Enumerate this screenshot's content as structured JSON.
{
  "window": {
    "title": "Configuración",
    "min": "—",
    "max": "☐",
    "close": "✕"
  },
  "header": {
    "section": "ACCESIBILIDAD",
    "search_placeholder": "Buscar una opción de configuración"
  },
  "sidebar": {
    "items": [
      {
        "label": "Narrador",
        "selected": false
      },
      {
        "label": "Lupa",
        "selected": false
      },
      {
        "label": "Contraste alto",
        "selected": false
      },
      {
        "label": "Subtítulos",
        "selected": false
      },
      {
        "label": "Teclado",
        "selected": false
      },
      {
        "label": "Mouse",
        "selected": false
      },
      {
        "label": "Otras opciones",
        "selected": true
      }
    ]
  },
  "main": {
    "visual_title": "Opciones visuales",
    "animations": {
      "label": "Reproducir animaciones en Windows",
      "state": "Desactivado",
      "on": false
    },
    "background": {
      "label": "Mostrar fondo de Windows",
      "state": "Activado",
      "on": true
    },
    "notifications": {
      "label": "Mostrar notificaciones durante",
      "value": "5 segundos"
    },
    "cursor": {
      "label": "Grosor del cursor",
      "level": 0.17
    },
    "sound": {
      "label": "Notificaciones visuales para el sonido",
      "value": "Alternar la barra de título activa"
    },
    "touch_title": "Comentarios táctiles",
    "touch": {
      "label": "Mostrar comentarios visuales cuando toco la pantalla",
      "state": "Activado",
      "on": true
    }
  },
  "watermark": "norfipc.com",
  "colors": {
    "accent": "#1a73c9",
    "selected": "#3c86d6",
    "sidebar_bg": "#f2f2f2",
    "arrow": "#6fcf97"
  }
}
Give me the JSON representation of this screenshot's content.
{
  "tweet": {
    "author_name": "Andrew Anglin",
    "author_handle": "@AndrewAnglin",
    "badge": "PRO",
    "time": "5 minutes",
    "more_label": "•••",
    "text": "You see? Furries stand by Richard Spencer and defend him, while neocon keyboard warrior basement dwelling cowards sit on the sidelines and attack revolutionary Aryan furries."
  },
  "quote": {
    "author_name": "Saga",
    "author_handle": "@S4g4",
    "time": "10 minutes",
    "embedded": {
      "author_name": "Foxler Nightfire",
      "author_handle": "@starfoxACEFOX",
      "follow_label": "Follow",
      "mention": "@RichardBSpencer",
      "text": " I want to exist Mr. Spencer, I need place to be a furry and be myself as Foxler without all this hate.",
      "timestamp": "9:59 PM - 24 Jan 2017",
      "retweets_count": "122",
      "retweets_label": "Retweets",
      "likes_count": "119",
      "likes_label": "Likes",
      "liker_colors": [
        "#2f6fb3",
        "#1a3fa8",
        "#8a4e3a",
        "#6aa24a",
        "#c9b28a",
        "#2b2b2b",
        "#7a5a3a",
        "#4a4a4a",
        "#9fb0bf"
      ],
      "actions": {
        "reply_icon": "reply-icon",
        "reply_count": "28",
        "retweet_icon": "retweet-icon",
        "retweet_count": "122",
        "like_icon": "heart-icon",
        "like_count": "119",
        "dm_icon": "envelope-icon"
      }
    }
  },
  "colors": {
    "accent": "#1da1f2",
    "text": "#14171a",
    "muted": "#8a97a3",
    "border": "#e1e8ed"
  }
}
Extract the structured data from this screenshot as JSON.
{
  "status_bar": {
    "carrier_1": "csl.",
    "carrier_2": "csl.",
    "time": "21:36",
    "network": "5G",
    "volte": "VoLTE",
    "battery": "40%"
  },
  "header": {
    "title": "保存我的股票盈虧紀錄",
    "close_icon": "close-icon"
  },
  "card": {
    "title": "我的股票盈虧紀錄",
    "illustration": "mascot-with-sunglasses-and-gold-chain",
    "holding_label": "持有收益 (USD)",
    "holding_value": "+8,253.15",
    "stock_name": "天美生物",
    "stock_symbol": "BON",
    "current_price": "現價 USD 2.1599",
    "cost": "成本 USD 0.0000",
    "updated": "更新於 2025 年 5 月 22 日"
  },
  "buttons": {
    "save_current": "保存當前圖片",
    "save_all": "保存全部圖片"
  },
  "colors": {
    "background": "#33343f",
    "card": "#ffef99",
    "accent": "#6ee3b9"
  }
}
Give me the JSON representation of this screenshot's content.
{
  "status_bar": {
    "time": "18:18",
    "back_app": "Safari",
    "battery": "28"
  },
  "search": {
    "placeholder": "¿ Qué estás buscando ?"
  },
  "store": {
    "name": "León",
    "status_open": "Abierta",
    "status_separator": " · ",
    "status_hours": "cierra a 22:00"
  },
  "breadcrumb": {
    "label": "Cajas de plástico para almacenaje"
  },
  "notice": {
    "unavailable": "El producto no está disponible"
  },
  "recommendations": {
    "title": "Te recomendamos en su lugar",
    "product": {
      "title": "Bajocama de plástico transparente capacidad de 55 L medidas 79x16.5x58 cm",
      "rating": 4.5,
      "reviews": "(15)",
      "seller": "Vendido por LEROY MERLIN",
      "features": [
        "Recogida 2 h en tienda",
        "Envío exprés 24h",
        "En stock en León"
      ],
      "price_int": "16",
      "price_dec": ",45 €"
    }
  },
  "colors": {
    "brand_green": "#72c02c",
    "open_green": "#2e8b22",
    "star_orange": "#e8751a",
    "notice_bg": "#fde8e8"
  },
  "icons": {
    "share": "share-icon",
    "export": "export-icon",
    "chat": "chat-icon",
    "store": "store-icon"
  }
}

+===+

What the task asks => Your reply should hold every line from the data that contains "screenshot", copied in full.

Answer space =>
Enumerate this screenshot's content as structured JSON.
Give me the JSON representation of this screenshot's content.
Extract the structured data from this screenshot as JSON.
Give me the JSON representation of this screenshot's content.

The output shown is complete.